While the New York-based conglomerate owns a number of national companies - including CBS and the cable channels of the MTV Networks - it also holds a substantial local portion through its CBS owned and operated television stations and the 185 stations owned by Infinity Broadcasting.
For many quarters, Viacom has trumped its ability to capitalize on the national advertising market. Advertising grew 11% in the second quarter, including a 31% increase in cable, 9% in television and 9% for Viacom's outdoor business. Advertising sales rose 8% overall in the first six months of 2003, with a 25% jump in cable, 7% in television and 9% in outdoor.
In August, Viacom said its owned-and-operated stations group saw advertising revenues increase 11% in the second quarter. Yet radio's revenues dropped 3% in the second quarter and 2% in the first six months of the year. It said the lower radio revenues were primarily due to low single-digit increases in spot rates.
On Wednesday, Viacom said its "robust" national advertising sales growth hadn't trickled down locally.
"The pace of recovery in local advertising markets going into the fourth quarter is not as rapid as had been anticipated," Viacom said in a statement.
Revenues will still rise, with Viacom predicting they will be in the mid- to high-single-digit growth instead of the high single-digit-growth predicted earlier.
Viacom took a hit on Wall Street during Wednesday trading, dropping 3.58% to close at $38.83, a six-month low.
But the news wasn't all bad. Viacom said that it still expected record growth in revenues, operating income, net earnings and earnings per share. And 2004 was looking god, too.

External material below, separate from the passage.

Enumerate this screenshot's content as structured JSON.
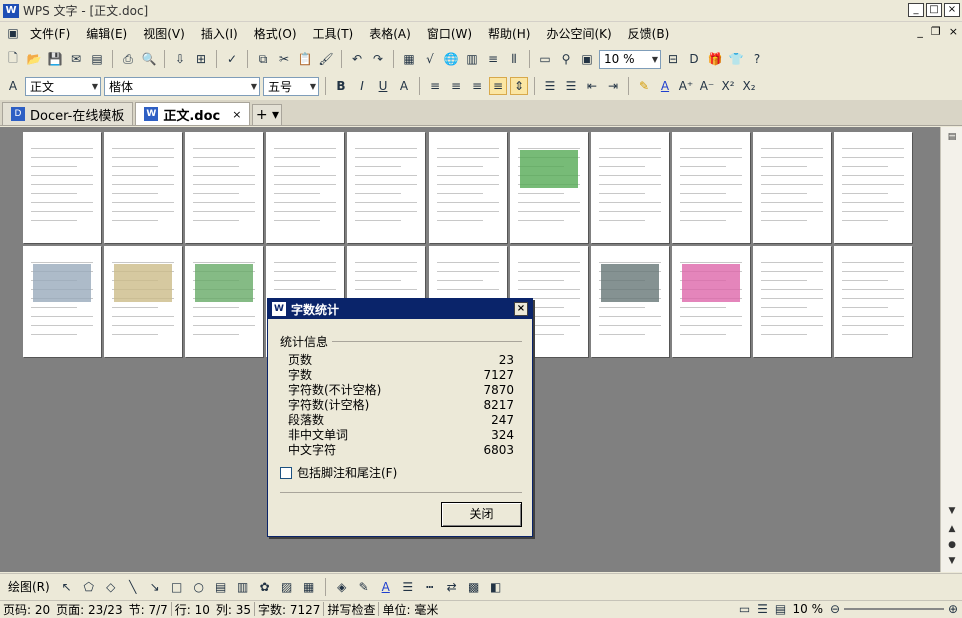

"The company is extremely well positioned to reap the benefits of an expected improvement in local advertising markets in 2004, driven by an improving economy, political advertising, and the Super Bowl on CBS," Viacom said.